Every line of the records that holds the word "Coffee" should be copied.

Items listed in a dataset:
################

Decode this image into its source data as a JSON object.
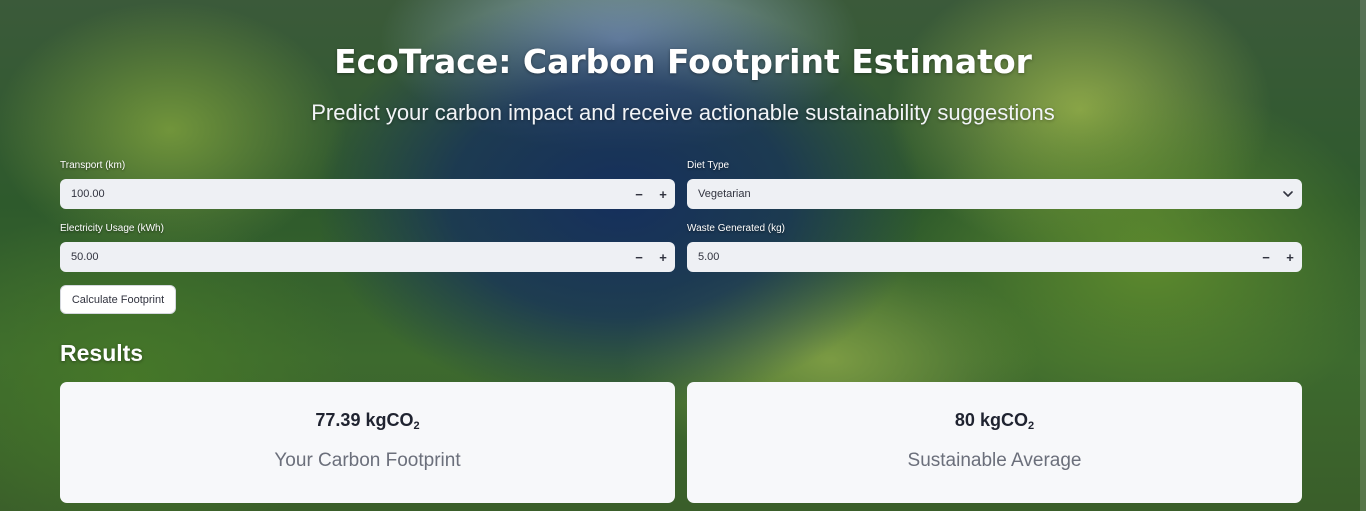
{
  "header": {
    "title": "EcoTrace: Carbon Footprint Estimator",
    "subtitle": "Predict your carbon impact and receive actionable sustainability suggestions"
  },
  "form": {
    "transport": {
      "label": "Transport (km)",
      "value": "100.00",
      "minus": "−",
      "plus": "+"
    },
    "diet": {
      "label": "Diet Type",
      "value": "Vegetarian"
    },
    "electricity": {
      "label": "Electricity Usage (kWh)",
      "value": "50.00",
      "minus": "−",
      "plus": "+"
    },
    "waste": {
      "label": "Waste Generated (kg)",
      "value": "5.00",
      "minus": "−",
      "plus": "+"
    },
    "calculate_label": "Calculate Footprint"
  },
  "results": {
    "title": "Results",
    "footprint": {
      "value": "77.39 kgCO",
      "sub": "2",
      "caption": "Your Carbon Footprint"
    },
    "average": {
      "value": "80 kgCO",
      "sub": "2",
      "caption": "Sustainable Average"
    }
  },
  "icons": {
    "dropdown": "chevron-down-icon"
  }
}
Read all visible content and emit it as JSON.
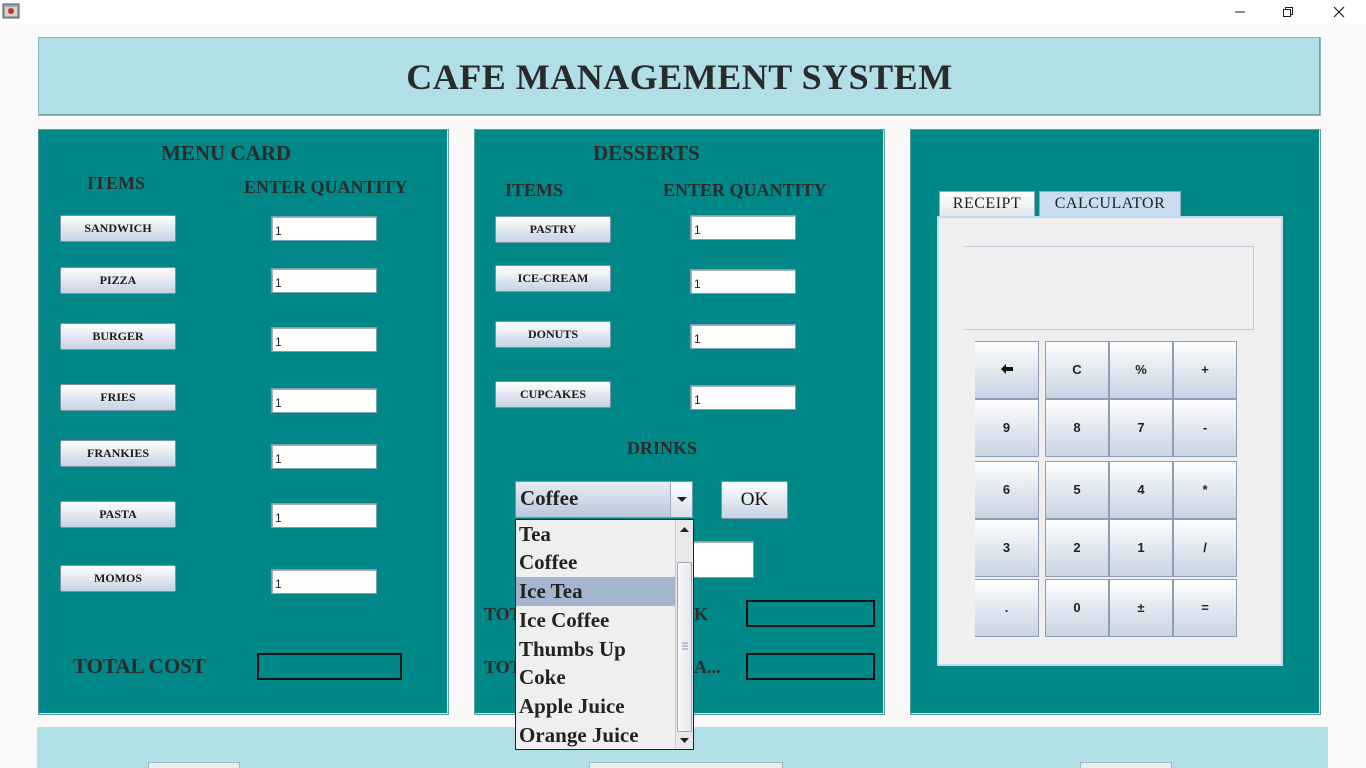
{
  "window": {
    "icon": "java-app-icon",
    "controls": [
      "minimize-icon",
      "maximize-icon",
      "close-icon"
    ]
  },
  "header": {
    "title": "CAFE MANAGEMENT SYSTEM"
  },
  "menu_card": {
    "title": "MENU CARD",
    "col_items": "ITEMS",
    "col_qty": "ENTER QUANTITY",
    "items": [
      {
        "label": "SANDWICH",
        "qty": "1"
      },
      {
        "label": "PIZZA",
        "qty": "1"
      },
      {
        "label": "BURGER",
        "qty": "1"
      },
      {
        "label": "FRIES",
        "qty": "1"
      },
      {
        "label": "FRANKIES",
        "qty": "1"
      },
      {
        "label": "PASTA",
        "qty": "1"
      },
      {
        "label": "MOMOS",
        "qty": "1"
      }
    ],
    "total_label": "TOTAL COST",
    "total_value": ""
  },
  "desserts": {
    "title": "DESSERTS",
    "col_items": "ITEMS",
    "col_qty": "ENTER QUANTITY",
    "items": [
      {
        "label": "PASTRY",
        "qty": "1"
      },
      {
        "label": "ICE-CREAM",
        "qty": "1"
      },
      {
        "label": "DONUTS",
        "qty": "1"
      },
      {
        "label": "CUPCAKES",
        "qty": "1"
      }
    ],
    "drinks_title": "DRINKS",
    "drink_selected": "Coffee",
    "ok_label": "OK",
    "drink_qty": "",
    "total1_left": "TOT",
    "total1_right": "K",
    "total1_value": "",
    "total2_left": "TOT",
    "total2_right": "A...",
    "total2_value": ""
  },
  "drink_options": [
    "Tea",
    "Coffee",
    "Ice Tea",
    "Ice Coffee",
    "Thumbs Up",
    "Coke",
    "Apple Juice",
    "Orange Juice"
  ],
  "drink_highlighted": "Ice Tea",
  "tabs": {
    "receipt": "RECEIPT",
    "calculator": "CALCULATOR",
    "active": "CALCULATOR"
  },
  "calculator": {
    "display": "",
    "keys": [
      [
        "←",
        "C",
        "%",
        "+"
      ],
      [
        "9",
        "8",
        "7",
        "-"
      ],
      [
        "6",
        "5",
        "4",
        "*"
      ],
      [
        "3",
        "2",
        "1",
        "/"
      ],
      [
        ".",
        "0",
        "±",
        "="
      ]
    ]
  },
  "colors": {
    "panel": "#008787",
    "header": "#b0e0e6",
    "highlight": "#a4b5cd"
  }
}
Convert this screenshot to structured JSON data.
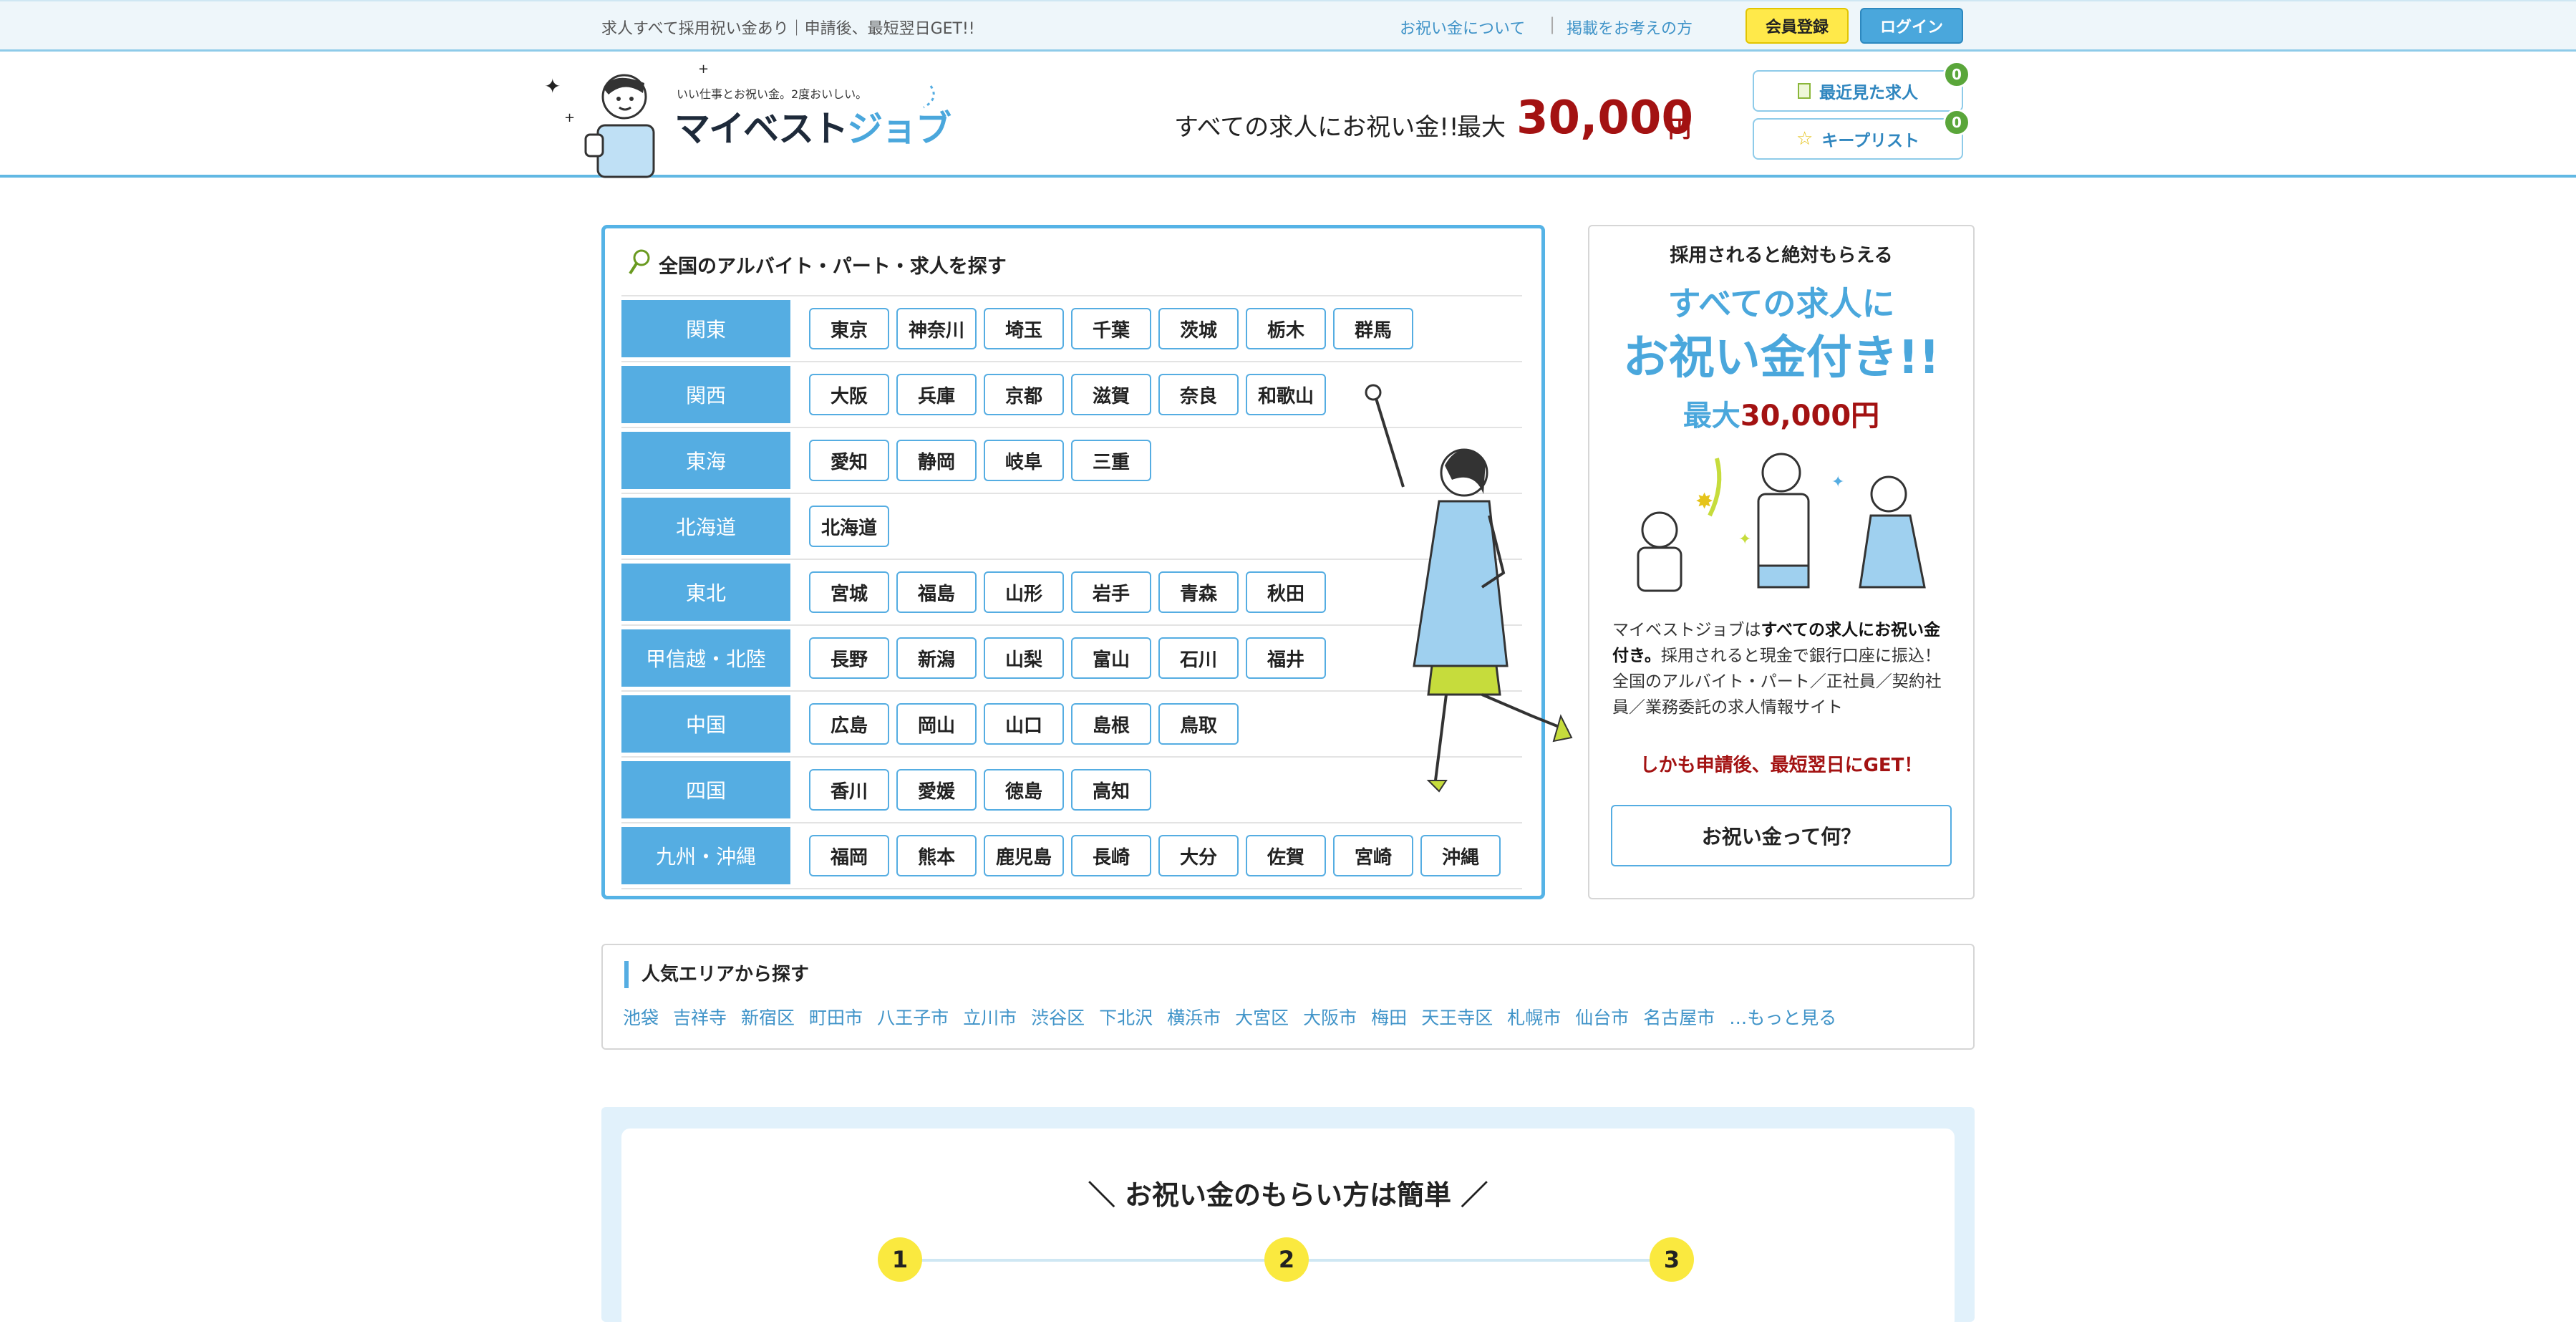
{
  "topbar": {
    "tagline": "求人すべて採用祝い金あり｜申請後、最短翌日GET!!",
    "about_link": "お祝い金について",
    "separator": "|",
    "post_link": "掲載をお考えの方",
    "register_label": "会員登録",
    "login_label": "ログイン"
  },
  "header": {
    "logo_sub": "いい仕事とお祝い金。2度おいしい。",
    "logo_main_a": "マイベスト",
    "logo_main_b": "ジョブ",
    "headline": "すべての求人にお祝い金!!",
    "headline_max": "最大",
    "headline_amount": "30,000",
    "headline_unit": "円",
    "recent_label": "最近見た求人",
    "recent_count": "0",
    "keep_label": "キープリスト",
    "keep_count": "0"
  },
  "region_search": {
    "title": "全国のアルバイト・パート・求人を探す",
    "regions": [
      {
        "name": "関東",
        "prefs": [
          "東京",
          "神奈川",
          "埼玉",
          "千葉",
          "茨城",
          "栃木",
          "群馬"
        ]
      },
      {
        "name": "関西",
        "prefs": [
          "大阪",
          "兵庫",
          "京都",
          "滋賀",
          "奈良",
          "和歌山"
        ]
      },
      {
        "name": "東海",
        "prefs": [
          "愛知",
          "静岡",
          "岐阜",
          "三重"
        ]
      },
      {
        "name": "北海道",
        "prefs": [
          "北海道"
        ]
      },
      {
        "name": "東北",
        "prefs": [
          "宮城",
          "福島",
          "山形",
          "岩手",
          "青森",
          "秋田"
        ]
      },
      {
        "name": "甲信越・北陸",
        "prefs": [
          "長野",
          "新潟",
          "山梨",
          "富山",
          "石川",
          "福井"
        ]
      },
      {
        "name": "中国",
        "prefs": [
          "広島",
          "岡山",
          "山口",
          "島根",
          "鳥取"
        ]
      },
      {
        "name": "四国",
        "prefs": [
          "香川",
          "愛媛",
          "徳島",
          "高知"
        ]
      },
      {
        "name": "九州・沖縄",
        "prefs": [
          "福岡",
          "熊本",
          "鹿児島",
          "長崎",
          "大分",
          "佐賀",
          "宮崎",
          "沖縄"
        ]
      }
    ]
  },
  "promo": {
    "lead": "採用されると絶対もらえる",
    "headline_1": "すべての求人に",
    "headline_2": "お祝い金付き!!",
    "max_label": "最大",
    "max_value": "30,000円",
    "desc_brand": "マイベストジョブは",
    "desc_bold": "すべての求人にお祝い金付き。",
    "desc_rest": "採用されると現金で銀行口座に振込！全国のアルバイト・パート／正社員／契約社員／業務委託の求人情報サイト",
    "cta": "しかも申請後、最短翌日にGET！",
    "button_label": "お祝い金って何？"
  },
  "popular": {
    "title": "人気エリアから探す",
    "links": [
      "池袋",
      "吉祥寺",
      "新宿区",
      "町田市",
      "八王子市",
      "立川市",
      "渋谷区",
      "下北沢",
      "横浜市",
      "大宮区",
      "大阪市",
      "梅田",
      "天王寺区",
      "札幌市",
      "仙台市",
      "名古屋市",
      "…もっと見る"
    ]
  },
  "howto": {
    "title": "＼ お祝い金のもらい方は簡単 ／",
    "steps": [
      "1",
      "2",
      "3"
    ]
  },
  "colors": {
    "accent": "#55ade2",
    "amount_red": "#a31212",
    "register_yellow": "#ffe94a",
    "badge_green": "#5aa63a"
  }
}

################

- [Answer space]:
    "drink_selected": "Coffee",
    "Coffee",
    "Ice Coffee",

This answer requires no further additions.